• _Data_:
------

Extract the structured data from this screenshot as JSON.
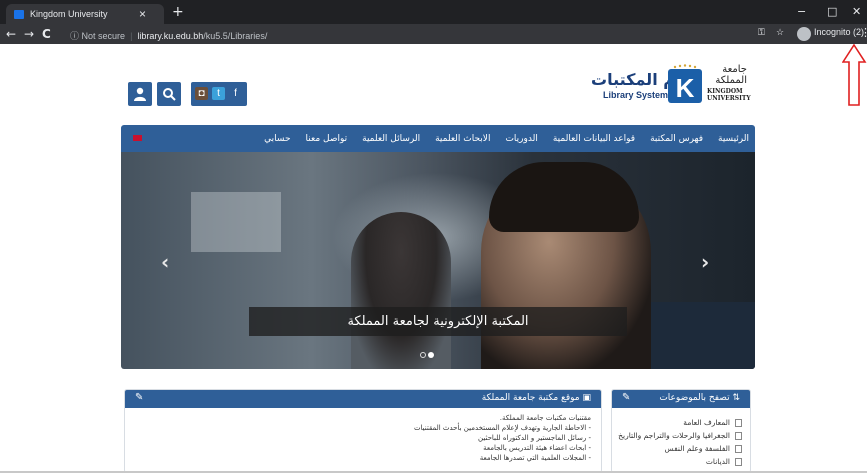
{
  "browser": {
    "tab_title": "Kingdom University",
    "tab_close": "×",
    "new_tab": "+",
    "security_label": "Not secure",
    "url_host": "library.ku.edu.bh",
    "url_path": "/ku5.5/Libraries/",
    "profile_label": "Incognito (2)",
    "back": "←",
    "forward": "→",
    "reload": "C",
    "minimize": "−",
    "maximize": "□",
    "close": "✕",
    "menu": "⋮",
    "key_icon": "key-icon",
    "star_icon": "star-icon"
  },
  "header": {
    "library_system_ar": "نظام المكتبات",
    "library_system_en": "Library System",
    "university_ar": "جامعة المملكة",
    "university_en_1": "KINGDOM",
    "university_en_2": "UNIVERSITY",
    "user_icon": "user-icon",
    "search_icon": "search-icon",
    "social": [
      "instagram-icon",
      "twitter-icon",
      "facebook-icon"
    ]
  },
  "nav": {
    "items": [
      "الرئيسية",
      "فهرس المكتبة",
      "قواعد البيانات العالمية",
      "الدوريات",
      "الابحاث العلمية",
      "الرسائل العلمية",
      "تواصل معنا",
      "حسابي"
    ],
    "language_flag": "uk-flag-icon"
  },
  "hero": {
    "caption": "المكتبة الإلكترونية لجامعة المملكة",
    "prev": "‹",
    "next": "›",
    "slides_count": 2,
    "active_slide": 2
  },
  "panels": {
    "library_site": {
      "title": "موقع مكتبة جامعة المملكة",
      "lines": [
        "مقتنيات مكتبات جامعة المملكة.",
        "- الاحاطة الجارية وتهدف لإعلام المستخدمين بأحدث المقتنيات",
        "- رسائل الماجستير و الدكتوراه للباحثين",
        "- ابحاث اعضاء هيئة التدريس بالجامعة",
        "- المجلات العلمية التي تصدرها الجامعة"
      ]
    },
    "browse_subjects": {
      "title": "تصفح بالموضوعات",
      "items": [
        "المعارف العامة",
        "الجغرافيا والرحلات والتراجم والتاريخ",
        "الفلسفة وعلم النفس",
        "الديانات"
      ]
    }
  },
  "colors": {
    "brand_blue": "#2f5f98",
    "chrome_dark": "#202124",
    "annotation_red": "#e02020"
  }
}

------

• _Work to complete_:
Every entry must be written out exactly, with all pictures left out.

• _Output for this task_:
Extract the structured data from this screenshot as JSON.
{
  "browser": {
    "tab_title": "Kingdom University",
    "tab_close": "×",
    "new_tab": "+",
    "security_label": "Not secure",
    "url_host": "library.ku.edu.bh",
    "url_path": "/ku5.5/Libraries/",
    "profile_label": "Incognito (2)",
    "back": "←",
    "forward": "→",
    "reload": "C",
    "minimize": "−",
    "maximize": "□",
    "close": "✕",
    "menu": "⋮",
    "key_icon": "key-icon",
    "star_icon": "star-icon"
  },
  "header": {
    "library_system_ar": "نظام المكتبات",
    "library_system_en": "Library System",
    "university_ar": "جامعة المملكة",
    "university_en_1": "KINGDOM",
    "university_en_2": "UNIVERSITY",
    "user_icon": "user-icon",
    "search_icon": "search-icon",
    "social": [
      "instagram-icon",
      "twitter-icon",
      "facebook-icon"
    ]
  },
  "nav": {
    "items": [
      "الرئيسية",
      "فهرس المكتبة",
      "قواعد البيانات العالمية",
      "الدوريات",
      "الابحاث العلمية",
      "الرسائل العلمية",
      "تواصل معنا",
      "حسابي"
    ],
    "language_flag": "uk-flag-icon"
  },
  "hero": {
    "caption": "المكتبة الإلكترونية لجامعة المملكة",
    "prev": "‹",
    "next": "›",
    "slides_count": 2,
    "active_slide": 2
  },
  "panels": {
    "library_site": {
      "title": "موقع مكتبة جامعة المملكة",
      "lines": [
        "مقتنيات مكتبات جامعة المملكة.",
        "- الاحاطة الجارية وتهدف لإعلام المستخدمين بأحدث المقتنيات",
        "- رسائل الماجستير و الدكتوراه للباحثين",
        "- ابحاث اعضاء هيئة التدريس بالجامعة",
        "- المجلات العلمية التي تصدرها الجامعة"
      ]
    },
    "browse_subjects": {
      "title": "تصفح بالموضوعات",
      "items": [
        "المعارف العامة",
        "الجغرافيا والرحلات والتراجم والتاريخ",
        "الفلسفة وعلم النفس",
        "الديانات"
      ]
    }
  },
  "colors": {
    "brand_blue": "#2f5f98",
    "chrome_dark": "#202124",
    "annotation_red": "#e02020"
  }
}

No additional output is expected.